*** Given entries Section Begins ***

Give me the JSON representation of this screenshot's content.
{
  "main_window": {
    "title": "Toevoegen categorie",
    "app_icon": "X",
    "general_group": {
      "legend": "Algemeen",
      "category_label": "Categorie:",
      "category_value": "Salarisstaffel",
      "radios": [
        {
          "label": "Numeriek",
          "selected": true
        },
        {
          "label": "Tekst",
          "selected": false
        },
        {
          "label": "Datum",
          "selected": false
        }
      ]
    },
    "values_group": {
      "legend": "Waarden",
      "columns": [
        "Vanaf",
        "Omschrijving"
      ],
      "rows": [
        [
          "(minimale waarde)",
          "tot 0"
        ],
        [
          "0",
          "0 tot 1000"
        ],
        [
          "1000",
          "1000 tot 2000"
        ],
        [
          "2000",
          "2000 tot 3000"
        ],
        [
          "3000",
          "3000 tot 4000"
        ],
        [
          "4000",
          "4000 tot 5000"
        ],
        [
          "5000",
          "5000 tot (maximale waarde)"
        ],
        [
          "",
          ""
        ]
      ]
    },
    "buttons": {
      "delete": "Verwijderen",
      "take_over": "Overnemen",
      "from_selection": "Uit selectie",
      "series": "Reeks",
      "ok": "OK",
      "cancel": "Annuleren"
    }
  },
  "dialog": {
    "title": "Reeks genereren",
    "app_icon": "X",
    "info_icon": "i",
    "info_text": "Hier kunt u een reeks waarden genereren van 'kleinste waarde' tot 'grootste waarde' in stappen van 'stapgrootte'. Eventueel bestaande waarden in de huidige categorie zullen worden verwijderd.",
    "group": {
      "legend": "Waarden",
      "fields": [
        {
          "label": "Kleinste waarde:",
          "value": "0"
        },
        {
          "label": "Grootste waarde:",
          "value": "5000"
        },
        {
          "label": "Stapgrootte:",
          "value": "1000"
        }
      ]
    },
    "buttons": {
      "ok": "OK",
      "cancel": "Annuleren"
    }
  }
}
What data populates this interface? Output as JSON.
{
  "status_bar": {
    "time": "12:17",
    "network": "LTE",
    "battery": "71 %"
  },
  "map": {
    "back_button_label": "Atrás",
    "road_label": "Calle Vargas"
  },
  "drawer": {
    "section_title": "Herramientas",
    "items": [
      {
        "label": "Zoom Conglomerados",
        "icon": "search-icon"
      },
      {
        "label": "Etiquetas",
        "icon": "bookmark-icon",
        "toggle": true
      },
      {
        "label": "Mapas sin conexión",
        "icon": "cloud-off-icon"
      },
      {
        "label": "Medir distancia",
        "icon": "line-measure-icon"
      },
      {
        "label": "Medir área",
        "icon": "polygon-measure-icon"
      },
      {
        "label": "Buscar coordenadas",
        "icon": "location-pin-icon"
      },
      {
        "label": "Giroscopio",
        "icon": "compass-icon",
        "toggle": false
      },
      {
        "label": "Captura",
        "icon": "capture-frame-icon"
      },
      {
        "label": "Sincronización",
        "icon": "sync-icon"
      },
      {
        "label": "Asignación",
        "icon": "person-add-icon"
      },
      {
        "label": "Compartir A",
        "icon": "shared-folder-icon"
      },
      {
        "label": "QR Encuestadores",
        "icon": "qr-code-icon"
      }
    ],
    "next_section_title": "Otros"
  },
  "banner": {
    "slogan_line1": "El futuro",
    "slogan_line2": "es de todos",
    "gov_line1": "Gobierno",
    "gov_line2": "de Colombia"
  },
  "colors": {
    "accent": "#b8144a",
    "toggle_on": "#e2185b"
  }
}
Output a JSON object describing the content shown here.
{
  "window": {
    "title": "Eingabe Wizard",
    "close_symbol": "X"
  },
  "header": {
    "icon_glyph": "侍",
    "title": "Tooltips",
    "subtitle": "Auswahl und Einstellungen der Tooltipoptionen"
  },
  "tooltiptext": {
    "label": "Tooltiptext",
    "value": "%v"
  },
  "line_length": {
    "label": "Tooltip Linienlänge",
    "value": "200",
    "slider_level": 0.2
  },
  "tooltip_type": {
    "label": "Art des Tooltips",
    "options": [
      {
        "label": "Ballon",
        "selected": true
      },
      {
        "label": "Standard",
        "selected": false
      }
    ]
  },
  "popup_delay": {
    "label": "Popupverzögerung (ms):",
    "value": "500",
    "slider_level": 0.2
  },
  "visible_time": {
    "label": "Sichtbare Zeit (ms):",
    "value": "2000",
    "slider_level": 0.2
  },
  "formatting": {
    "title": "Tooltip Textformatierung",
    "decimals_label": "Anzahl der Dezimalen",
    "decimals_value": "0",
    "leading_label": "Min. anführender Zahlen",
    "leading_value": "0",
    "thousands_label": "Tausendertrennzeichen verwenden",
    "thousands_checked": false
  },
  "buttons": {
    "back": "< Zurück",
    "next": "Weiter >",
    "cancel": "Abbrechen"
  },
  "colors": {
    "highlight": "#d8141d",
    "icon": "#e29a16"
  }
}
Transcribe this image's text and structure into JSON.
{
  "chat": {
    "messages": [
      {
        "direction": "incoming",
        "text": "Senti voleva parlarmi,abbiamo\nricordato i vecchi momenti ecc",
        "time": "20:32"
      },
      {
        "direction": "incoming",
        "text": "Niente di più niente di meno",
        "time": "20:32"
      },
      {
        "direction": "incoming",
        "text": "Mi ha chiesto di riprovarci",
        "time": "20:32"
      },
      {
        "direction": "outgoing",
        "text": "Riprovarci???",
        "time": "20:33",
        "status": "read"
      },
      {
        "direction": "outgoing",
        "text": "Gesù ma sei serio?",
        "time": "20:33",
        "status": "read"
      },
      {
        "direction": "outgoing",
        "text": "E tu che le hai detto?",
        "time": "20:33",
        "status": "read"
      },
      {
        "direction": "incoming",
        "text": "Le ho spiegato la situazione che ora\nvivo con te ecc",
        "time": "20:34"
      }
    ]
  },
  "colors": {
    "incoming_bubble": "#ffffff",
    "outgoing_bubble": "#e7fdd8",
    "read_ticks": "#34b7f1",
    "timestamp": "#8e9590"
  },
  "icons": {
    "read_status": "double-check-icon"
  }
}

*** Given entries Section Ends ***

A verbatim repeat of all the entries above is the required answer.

Give me the JSON representation of this screenshot's content.
{
  "main_window": {
    "title": "Toevoegen categorie",
    "app_icon": "X",
    "general_group": {
      "legend": "Algemeen",
      "category_label": "Categorie:",
      "category_value": "Salarisstaffel",
      "radios": [
        {
          "label": "Numeriek",
          "selected": true
        },
        {
          "label": "Tekst",
          "selected": false
        },
        {
          "label": "Datum",
          "selected": false
        }
      ]
    },
    "values_group": {
      "legend": "Waarden",
      "columns": [
        "Vanaf",
        "Omschrijving"
      ],
      "rows": [
        [
          "(minimale waarde)",
          "tot 0"
        ],
        [
          "0",
          "0 tot 1000"
        ],
        [
          "1000",
          "1000 tot 2000"
        ],
        [
          "2000",
          "2000 tot 3000"
        ],
        [
          "3000",
          "3000 tot 4000"
        ],
        [
          "4000",
          "4000 tot 5000"
        ],
        [
          "5000",
          "5000 tot (maximale waarde)"
        ],
        [
          "",
          ""
        ]
      ]
    },
    "buttons": {
      "delete": "Verwijderen",
      "take_over": "Overnemen",
      "from_selection": "Uit selectie",
      "series": "Reeks",
      "ok": "OK",
      "cancel": "Annuleren"
    }
  },
  "dialog": {
    "title": "Reeks genereren",
    "app_icon": "X",
    "info_icon": "i",
    "info_text": "Hier kunt u een reeks waarden genereren van 'kleinste waarde' tot 'grootste waarde' in stappen van 'stapgrootte'. Eventueel bestaande waarden in de huidige categorie zullen worden verwijderd.",
    "group": {
      "legend": "Waarden",
      "fields": [
        {
          "label": "Kleinste waarde:",
          "value": "0"
        },
        {
          "label": "Grootste waarde:",
          "value": "5000"
        },
        {
          "label": "Stapgrootte:",
          "value": "1000"
        }
      ]
    },
    "buttons": {
      "ok": "OK",
      "cancel": "Annuleren"
    }
  }
}
What data populates this interface? Output as JSON.
{
  "status_bar": {
    "time": "12:17",
    "network": "LTE",
    "battery": "71 %"
  },
  "map": {
    "back_button_label": "Atrás",
    "road_label": "Calle Vargas"
  },
  "drawer": {
    "section_title": "Herramientas",
    "items": [
      {
        "label": "Zoom Conglomerados",
        "icon": "search-icon"
      },
      {
        "label": "Etiquetas",
        "icon": "bookmark-icon",
        "toggle": true
      },
      {
        "label": "Mapas sin conexión",
        "icon": "cloud-off-icon"
      },
      {
        "label": "Medir distancia",
        "icon": "line-measure-icon"
      },
      {
        "label": "Medir área",
        "icon": "polygon-measure-icon"
      },
      {
        "label": "Buscar coordenadas",
        "icon": "location-pin-icon"
      },
      {
        "label": "Giroscopio",
        "icon": "compass-icon",
        "toggle": false
      },
      {
        "label": "Captura",
        "icon": "capture-frame-icon"
      },
      {
        "label": "Sincronización",
        "icon": "sync-icon"
      },
      {
        "label": "Asignación",
        "icon": "person-add-icon"
      },
      {
        "label": "Compartir A",
        "icon": "shared-folder-icon"
      },
      {
        "label": "QR Encuestadores",
        "icon": "qr-code-icon"
      }
    ],
    "next_section_title": "Otros"
  },
  "banner": {
    "slogan_line1": "El futuro",
    "slogan_line2": "es de todos",
    "gov_line1": "Gobierno",
    "gov_line2": "de Colombia"
  },
  "colors": {
    "accent": "#b8144a",
    "toggle_on": "#e2185b"
  }
}
Output a JSON object describing the content shown here.
{
  "window": {
    "title": "Eingabe Wizard",
    "close_symbol": "X"
  },
  "header": {
    "icon_glyph": "侍",
    "title": "Tooltips",
    "subtitle": "Auswahl und Einstellungen der Tooltipoptionen"
  },
  "tooltiptext": {
    "label": "Tooltiptext",
    "value": "%v"
  },
  "line_length": {
    "label": "Tooltip Linienlänge",
    "value": "200",
    "slider_level": 0.2
  },
  "tooltip_type": {
    "label": "Art des Tooltips",
    "options": [
      {
        "label": "Ballon",
        "selected": true
      },
      {
        "label": "Standard",
        "selected": false
      }
    ]
  },
  "popup_delay": {
    "label": "Popupverzögerung (ms):",
    "value": "500",
    "slider_level": 0.2
  },
  "visible_time": {
    "label": "Sichtbare Zeit (ms):",
    "value": "2000",
    "slider_level": 0.2
  },
  "formatting": {
    "title": "Tooltip Textformatierung",
    "decimals_label": "Anzahl der Dezimalen",
    "decimals_value": "0",
    "leading_label": "Min. anführender Zahlen",
    "leading_value": "0",
    "thousands_label": "Tausendertrennzeichen verwenden",
    "thousands_checked": false
  },
  "buttons": {
    "back": "< Zurück",
    "next": "Weiter >",
    "cancel": "Abbrechen"
  },
  "colors": {
    "highlight": "#d8141d",
    "icon": "#e29a16"
  }
}
Transcribe this image's text and structure into JSON.
{
  "chat": {
    "messages": [
      {
        "direction": "incoming",
        "text": "Senti voleva parlarmi,abbiamo\nricordato i vecchi momenti ecc",
        "time": "20:32"
      },
      {
        "direction": "incoming",
        "text": "Niente di più niente di meno",
        "time": "20:32"
      },
      {
        "direction": "incoming",
        "text": "Mi ha chiesto di riprovarci",
        "time": "20:32"
      },
      {
        "direction": "outgoing",
        "text": "Riprovarci???",
        "time": "20:33",
        "status": "read"
      },
      {
        "direction": "outgoing",
        "text": "Gesù ma sei serio?",
        "time": "20:33",
        "status": "read"
      },
      {
        "direction": "outgoing",
        "text": "E tu che le hai detto?",
        "time": "20:33",
        "status": "read"
      },
      {
        "direction": "incoming",
        "text": "Le ho spiegato la situazione che ora\nvivo con te ecc",
        "time": "20:34"
      }
    ]
  },
  "colors": {
    "incoming_bubble": "#ffffff",
    "outgoing_bubble": "#e7fdd8",
    "read_ticks": "#34b7f1",
    "timestamp": "#8e9590"
  },
  "icons": {
    "read_status": "double-check-icon"
  }
}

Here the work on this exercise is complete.